Despite the upcoming advances in AI, human supervision will still be necessary for a very long time, if not always. The positive results of the Harvard Business School study actually correspond to the situation where employees had access to experts who knew the limits of generative AI. Without this human help, the tasks performed were of 20% lesser quality. The day when AI will know its own limits exactly and be able to explain them to us is not coming soon.
The myopic company that thinks it can massively part with its employees will therefore be unable to understand and control the work of generative AI. Let us never forget that, with the departure of the teams that worked on the Apollo projects, NASA lost the capacity to send humans to the Moon and it took about twenty years to rebuild the necessary knowledge! The French nuclear sector is another recent example of a loss of technical capabilities linked to the reduction of investment in people.
It is therefore indeed a matter of AI complementing human work, not substituting for it. We must rely on the unique qualities of humans to strengthen our training curricula and promote social progress through generative AI. The OECD study suggests that it is our behavioral skills, our intuition, and our ability to interpret that make us indispensable and irreplaceable. We cannot just focus on enhancing the technical knowledge of personnel but must also help them to shape the supervision of AI by humans within professions.

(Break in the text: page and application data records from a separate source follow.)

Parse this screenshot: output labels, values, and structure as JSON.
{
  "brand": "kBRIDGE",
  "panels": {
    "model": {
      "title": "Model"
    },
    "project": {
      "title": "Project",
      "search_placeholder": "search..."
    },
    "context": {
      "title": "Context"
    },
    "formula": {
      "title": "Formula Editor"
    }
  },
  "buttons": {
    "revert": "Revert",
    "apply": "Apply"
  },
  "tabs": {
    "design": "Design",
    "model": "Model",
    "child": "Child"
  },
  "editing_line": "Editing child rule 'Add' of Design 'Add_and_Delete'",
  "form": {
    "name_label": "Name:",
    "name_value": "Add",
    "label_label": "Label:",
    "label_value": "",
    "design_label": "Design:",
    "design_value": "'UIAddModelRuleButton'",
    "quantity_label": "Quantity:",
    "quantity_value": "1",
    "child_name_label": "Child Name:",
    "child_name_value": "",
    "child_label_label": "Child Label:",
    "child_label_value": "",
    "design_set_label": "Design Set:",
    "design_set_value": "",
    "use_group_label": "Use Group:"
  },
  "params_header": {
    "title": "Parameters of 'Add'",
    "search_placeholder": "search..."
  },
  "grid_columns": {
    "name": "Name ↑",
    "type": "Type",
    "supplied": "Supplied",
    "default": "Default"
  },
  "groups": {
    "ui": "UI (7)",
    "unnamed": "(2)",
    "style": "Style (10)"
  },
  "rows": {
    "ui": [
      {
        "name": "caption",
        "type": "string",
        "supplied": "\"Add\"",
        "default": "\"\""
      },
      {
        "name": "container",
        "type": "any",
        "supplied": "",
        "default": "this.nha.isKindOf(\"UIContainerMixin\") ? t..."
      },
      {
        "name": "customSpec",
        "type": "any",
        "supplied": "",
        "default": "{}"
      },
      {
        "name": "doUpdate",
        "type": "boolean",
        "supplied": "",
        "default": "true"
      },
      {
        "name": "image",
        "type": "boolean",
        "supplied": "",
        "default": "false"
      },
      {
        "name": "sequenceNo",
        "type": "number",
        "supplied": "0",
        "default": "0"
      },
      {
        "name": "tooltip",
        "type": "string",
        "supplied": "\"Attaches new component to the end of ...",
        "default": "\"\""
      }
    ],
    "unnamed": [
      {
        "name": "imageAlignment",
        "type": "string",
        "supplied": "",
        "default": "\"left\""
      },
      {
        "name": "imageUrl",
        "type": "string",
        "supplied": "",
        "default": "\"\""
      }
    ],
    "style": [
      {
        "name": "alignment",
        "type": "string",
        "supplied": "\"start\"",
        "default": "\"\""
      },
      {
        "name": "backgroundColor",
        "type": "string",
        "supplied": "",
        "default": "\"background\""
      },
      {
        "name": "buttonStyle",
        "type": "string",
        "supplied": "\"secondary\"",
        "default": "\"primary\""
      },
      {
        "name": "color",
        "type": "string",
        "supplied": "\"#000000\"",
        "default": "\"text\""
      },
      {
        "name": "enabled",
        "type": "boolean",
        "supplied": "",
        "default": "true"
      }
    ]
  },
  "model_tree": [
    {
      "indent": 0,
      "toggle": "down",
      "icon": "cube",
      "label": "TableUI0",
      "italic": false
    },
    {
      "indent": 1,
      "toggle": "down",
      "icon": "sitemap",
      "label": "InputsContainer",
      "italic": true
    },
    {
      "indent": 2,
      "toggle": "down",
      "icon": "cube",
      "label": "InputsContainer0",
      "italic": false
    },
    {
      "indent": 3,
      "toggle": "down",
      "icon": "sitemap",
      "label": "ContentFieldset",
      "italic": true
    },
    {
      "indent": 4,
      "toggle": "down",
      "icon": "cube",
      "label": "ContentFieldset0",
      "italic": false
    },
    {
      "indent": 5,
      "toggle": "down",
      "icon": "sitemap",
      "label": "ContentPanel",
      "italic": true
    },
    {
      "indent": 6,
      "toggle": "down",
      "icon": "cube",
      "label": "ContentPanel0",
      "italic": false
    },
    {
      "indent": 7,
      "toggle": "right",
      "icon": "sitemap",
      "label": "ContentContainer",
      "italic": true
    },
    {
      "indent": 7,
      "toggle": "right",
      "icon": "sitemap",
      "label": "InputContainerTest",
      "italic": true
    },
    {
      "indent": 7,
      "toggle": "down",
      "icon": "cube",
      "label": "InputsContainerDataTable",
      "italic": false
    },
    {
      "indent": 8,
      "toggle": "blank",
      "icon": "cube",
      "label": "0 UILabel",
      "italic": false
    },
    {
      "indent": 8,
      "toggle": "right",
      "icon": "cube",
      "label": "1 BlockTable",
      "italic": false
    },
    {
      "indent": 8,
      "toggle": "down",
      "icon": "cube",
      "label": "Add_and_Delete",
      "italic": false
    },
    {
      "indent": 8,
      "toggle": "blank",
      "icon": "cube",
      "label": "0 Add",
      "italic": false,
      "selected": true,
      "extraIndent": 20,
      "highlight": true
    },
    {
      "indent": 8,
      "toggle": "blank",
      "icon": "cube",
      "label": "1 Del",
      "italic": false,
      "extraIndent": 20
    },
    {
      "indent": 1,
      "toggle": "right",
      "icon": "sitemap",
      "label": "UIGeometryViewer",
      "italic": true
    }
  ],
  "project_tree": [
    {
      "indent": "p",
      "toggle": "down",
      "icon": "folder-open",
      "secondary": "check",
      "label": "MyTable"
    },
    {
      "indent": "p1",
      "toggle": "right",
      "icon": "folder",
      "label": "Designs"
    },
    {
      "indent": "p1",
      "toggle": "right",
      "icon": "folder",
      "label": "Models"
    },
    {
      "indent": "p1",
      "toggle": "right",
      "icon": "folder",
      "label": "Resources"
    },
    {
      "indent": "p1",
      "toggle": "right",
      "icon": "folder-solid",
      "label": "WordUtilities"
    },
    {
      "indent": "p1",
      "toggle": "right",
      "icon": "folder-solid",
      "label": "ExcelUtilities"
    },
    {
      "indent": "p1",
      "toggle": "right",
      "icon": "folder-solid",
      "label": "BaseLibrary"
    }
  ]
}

What will then be the impact of generative AI on work? The continuation of the machine-human hybridization that we have known since the beginnings of the industrial era, or even since the beginnings of humanity. The studies we mention have indeed shown that certain jobs will be very strongly affected: undoubtedly, 20% of jobs will see half of their tasks potentially replaceable by AI.
Companies will therefore see the emergence of what the authors of the studies call "centaurs," who divide their tasks into equal and distinct parts of human and algorithmic work, or "cyborgs," who integrate a fraction of generative AI into all their professional activities, so that the human contribution cannot be separated from that of the machine.
Let's remember the bursting of the financial bubble in the early 2000s: it made the first generation of companies that symbolized the Internet disappear. Today too, companies must invest wisely in AI to ensure their longevity. Beware of those that do not prioritize the improvement and development of their human capital, generating a virtuous circle of increasingly relevant uses of generative AI, but which, on the contrary, replace the competencies and expertise maturely acquired by tools they do not truly master.
It is not jobs that generative AI can replace, but specific tasks that it can improve. We all, citizens and public authorities, must remain vigilant so that companies do not adopt a "myopic" behavior of investments in AI seeking to replace humans, which would penalize the whole society, but maintain a long-term positive vision to improve the quality of jobs and the fulfillment of everyone at work.
(translated by ChatGPT4 with some human adjustments)
References: NEW FRONTIERS: THE ORIGINS AND CONTENT OF NEW WORK, 1940–2018 David Autor, Caroline Chin, Anna M. Salomons, Bryan Seegmiller, NBER WORKING PAPER SERIES, Working Paper 30389, août 2022.
GPTs are GPTs: An Early Look at the Labor Market Impact Potential of Large Language Models, Tyna Eloundou, Sam Manning, Pamela Mishkin, and Daniel Rock. 22 août 2023.
Navigating the Jagged Technological Frontier: Field Experimental Evidence of the Effects of AI on Knowledge Worker Productivity and Quality. Harvard Business School Technology & Operations Mgt. Unit Working Paper No. 24-013, 18 septembre 2023.
The Impact of AI on the Workplace: Evidence from OECD Case Studies of AI Implementation. OECD SOCIAL, EMPLOYMENT AND MIGRATION WORKING PAPERS No. 288, 24 Avril 2023.